● **To do**
Repeat each entry below exactly.

● **Information supplied**
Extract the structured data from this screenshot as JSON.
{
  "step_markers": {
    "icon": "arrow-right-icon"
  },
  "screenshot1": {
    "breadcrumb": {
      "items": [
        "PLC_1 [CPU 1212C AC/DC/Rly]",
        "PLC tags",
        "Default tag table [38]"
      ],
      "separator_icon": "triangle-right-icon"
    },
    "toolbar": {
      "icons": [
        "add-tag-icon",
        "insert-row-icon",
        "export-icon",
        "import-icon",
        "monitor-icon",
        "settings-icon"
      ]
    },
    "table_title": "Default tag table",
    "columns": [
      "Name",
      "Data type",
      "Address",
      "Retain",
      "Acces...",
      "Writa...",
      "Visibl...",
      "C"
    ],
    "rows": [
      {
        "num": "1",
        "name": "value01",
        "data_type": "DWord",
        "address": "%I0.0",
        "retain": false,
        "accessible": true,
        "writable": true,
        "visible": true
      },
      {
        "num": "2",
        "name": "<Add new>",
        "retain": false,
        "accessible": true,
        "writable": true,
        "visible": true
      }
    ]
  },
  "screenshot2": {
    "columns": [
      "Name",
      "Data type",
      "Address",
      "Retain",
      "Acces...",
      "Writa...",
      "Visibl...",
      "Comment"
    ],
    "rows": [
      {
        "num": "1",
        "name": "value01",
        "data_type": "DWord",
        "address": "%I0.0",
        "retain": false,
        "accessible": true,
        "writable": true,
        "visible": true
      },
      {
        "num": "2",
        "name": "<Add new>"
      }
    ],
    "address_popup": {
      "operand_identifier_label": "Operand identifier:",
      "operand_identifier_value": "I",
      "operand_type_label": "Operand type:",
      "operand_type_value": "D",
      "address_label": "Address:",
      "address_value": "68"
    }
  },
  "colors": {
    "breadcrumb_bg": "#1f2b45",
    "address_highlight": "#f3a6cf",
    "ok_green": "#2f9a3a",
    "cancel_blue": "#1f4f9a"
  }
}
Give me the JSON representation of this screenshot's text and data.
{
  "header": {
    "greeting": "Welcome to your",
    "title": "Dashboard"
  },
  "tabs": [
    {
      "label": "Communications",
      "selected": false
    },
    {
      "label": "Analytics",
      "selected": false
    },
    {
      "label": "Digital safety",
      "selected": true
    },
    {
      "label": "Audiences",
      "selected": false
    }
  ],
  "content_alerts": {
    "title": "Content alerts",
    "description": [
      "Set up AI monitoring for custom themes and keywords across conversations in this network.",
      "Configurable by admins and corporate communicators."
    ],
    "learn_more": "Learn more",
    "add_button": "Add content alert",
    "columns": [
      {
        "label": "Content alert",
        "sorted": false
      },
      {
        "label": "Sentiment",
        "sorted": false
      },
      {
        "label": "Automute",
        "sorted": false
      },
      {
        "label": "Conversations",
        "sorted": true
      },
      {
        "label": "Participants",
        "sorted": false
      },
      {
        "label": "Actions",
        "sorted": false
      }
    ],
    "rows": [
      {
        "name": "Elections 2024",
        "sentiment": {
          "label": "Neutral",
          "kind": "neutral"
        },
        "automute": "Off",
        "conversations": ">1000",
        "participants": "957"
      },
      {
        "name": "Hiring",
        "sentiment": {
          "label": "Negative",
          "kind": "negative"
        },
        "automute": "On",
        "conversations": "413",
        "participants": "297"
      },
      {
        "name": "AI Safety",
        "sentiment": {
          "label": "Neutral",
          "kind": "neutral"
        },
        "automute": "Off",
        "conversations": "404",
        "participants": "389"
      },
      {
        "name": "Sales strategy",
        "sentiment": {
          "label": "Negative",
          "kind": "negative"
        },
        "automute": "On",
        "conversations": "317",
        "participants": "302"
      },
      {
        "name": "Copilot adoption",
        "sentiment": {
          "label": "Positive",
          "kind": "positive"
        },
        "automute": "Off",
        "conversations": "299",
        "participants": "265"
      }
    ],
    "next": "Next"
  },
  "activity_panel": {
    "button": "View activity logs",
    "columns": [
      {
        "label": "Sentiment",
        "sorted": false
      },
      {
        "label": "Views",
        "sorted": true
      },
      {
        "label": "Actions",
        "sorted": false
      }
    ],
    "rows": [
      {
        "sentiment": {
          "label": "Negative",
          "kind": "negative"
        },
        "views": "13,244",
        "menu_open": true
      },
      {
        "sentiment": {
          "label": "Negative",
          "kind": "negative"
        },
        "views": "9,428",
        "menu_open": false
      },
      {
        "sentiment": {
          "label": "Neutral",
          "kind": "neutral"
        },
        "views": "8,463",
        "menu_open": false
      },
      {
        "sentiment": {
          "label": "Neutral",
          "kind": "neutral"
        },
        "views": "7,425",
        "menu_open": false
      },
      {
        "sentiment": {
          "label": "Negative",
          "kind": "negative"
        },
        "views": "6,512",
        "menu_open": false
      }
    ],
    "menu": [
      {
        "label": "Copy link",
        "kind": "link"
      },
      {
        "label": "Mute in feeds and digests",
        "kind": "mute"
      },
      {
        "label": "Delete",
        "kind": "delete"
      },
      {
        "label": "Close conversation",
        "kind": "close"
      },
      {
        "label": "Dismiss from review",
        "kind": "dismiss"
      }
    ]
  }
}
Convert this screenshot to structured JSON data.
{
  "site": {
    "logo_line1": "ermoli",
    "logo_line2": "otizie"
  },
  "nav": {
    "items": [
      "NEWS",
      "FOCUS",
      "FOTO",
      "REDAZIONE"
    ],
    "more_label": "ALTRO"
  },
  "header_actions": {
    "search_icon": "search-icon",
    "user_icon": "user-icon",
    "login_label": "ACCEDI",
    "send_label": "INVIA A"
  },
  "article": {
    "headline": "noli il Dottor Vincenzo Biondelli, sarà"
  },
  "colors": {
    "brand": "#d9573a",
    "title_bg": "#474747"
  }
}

● **Answer space**
Extract the structured data from this screenshot as JSON.
{
  "step_markers": {
    "icon": "arrow-right-icon"
  },
  "screenshot1": {
    "breadcrumb": {
      "items": [
        "PLC_1 [CPU 1212C AC/DC/Rly]",
        "PLC tags",
        "Default tag table [38]"
      ],
      "separator_icon": "triangle-right-icon"
    },
    "toolbar": {
      "icons": [
        "add-tag-icon",
        "insert-row-icon",
        "export-icon",
        "import-icon",
        "monitor-icon",
        "settings-icon"
      ]
    },
    "table_title": "Default tag table",
    "columns": [
      "Name",
      "Data type",
      "Address",
      "Retain",
      "Acces...",
      "Writa...",
      "Visibl...",
      "C"
    ],
    "rows": [
      {
        "num": "1",
        "name": "value01",
        "data_type": "DWord",
        "address": "%I0.0",
        "retain": false,
        "accessible": true,
        "writable": true,
        "visible": true
      },
      {
        "num": "2",
        "name": "<Add new>",
        "retain": false,
        "accessible": true,
        "writable": true,
        "visible": true
      }
    ]
  },
  "screenshot2": {
    "columns": [
      "Name",
      "Data type",
      "Address",
      "Retain",
      "Acces...",
      "Writa...",
      "Visibl...",
      "Comment"
    ],
    "rows": [
      {
        "num": "1",
        "name": "value01",
        "data_type": "DWord",
        "address": "%I0.0",
        "retain": false,
        "accessible": true,
        "writable": true,
        "visible": true
      },
      {
        "num": "2",
        "name": "<Add new>"
      }
    ],
    "address_popup": {
      "operand_identifier_label": "Operand identifier:",
      "operand_identifier_value": "I",
      "operand_type_label": "Operand type:",
      "operand_type_value": "D",
      "address_label": "Address:",
      "address_value": "68"
    }
  },
  "colors": {
    "breadcrumb_bg": "#1f2b45",
    "address_highlight": "#f3a6cf",
    "ok_green": "#2f9a3a",
    "cancel_blue": "#1f4f9a"
  }
}
Give me the JSON representation of this screenshot's text and data.
{
  "header": {
    "greeting": "Welcome to your",
    "title": "Dashboard"
  },
  "tabs": [
    {
      "label": "Communications",
      "selected": false
    },
    {
      "label": "Analytics",
      "selected": false
    },
    {
      "label": "Digital safety",
      "selected": true
    },
    {
      "label": "Audiences",
      "selected": false
    }
  ],
  "content_alerts": {
    "title": "Content alerts",
    "description": [
      "Set up AI monitoring for custom themes and keywords across conversations in this network.",
      "Configurable by admins and corporate communicators."
    ],
    "learn_more": "Learn more",
    "add_button": "Add content alert",
    "columns": [
      {
        "label": "Content alert",
        "sorted": false
      },
      {
        "label": "Sentiment",
        "sorted": false
      },
      {
        "label": "Automute",
        "sorted": false
      },
      {
        "label": "Conversations",
        "sorted": true
      },
      {
        "label": "Participants",
        "sorted": false
      },
      {
        "label": "Actions",
        "sorted": false
      }
    ],
    "rows": [
      {
        "name": "Elections 2024",
        "sentiment": {
          "label": "Neutral",
          "kind": "neutral"
        },
        "automute": "Off",
        "conversations": ">1000",
        "participants": "957"
      },
      {
        "name": "Hiring",
        "sentiment": {
          "label": "Negative",
          "kind": "negative"
        },
        "automute": "On",
        "conversations": "413",
        "participants": "297"
      },
      {
        "name": "AI Safety",
        "sentiment": {
          "label": "Neutral",
          "kind": "neutral"
        },
        "automute": "Off",
        "conversations": "404",
        "participants": "389"
      },
      {
        "name": "Sales strategy",
        "sentiment": {
          "label": "Negative",
          "kind": "negative"
        },
        "automute": "On",
        "conversations": "317",
        "participants": "302"
      },
      {
        "name": "Copilot adoption",
        "sentiment": {
          "label": "Positive",
          "kind": "positive"
        },
        "automute": "Off",
        "conversations": "299",
        "participants": "265"
      }
    ],
    "next": "Next"
  },
  "activity_panel": {
    "button": "View activity logs",
    "columns": [
      {
        "label": "Sentiment",
        "sorted": false
      },
      {
        "label": "Views",
        "sorted": true
      },
      {
        "label": "Actions",
        "sorted": false
      }
    ],
    "rows": [
      {
        "sentiment": {
          "label": "Negative",
          "kind": "negative"
        },
        "views": "13,244",
        "menu_open": true
      },
      {
        "sentiment": {
          "label": "Negative",
          "kind": "negative"
        },
        "views": "9,428",
        "menu_open": false
      },
      {
        "sentiment": {
          "label": "Neutral",
          "kind": "neutral"
        },
        "views": "8,463",
        "menu_open": false
      },
      {
        "sentiment": {
          "label": "Neutral",
          "kind": "neutral"
        },
        "views": "7,425",
        "menu_open": false
      },
      {
        "sentiment": {
          "label": "Negative",
          "kind": "negative"
        },
        "views": "6,512",
        "menu_open": false
      }
    ],
    "menu": [
      {
        "label": "Copy link",
        "kind": "link"
      },
      {
        "label": "Mute in feeds and digests",
        "kind": "mute"
      },
      {
        "label": "Delete",
        "kind": "delete"
      },
      {
        "label": "Close conversation",
        "kind": "close"
      },
      {
        "label": "Dismiss from review",
        "kind": "dismiss"
      }
    ]
  }
}
Convert this screenshot to structured JSON data.
{
  "site": {
    "logo_line1": "ermoli",
    "logo_line2": "otizie"
  },
  "nav": {
    "items": [
      "NEWS",
      "FOCUS",
      "FOTO",
      "REDAZIONE"
    ],
    "more_label": "ALTRO"
  },
  "header_actions": {
    "search_icon": "search-icon",
    "user_icon": "user-icon",
    "login_label": "ACCEDI",
    "send_label": "INVIA A"
  },
  "article": {
    "headline": "noli il Dottor Vincenzo Biondelli, sarà"
  },
  "colors": {
    "brand": "#d9573a",
    "title_bg": "#474747"
  }
}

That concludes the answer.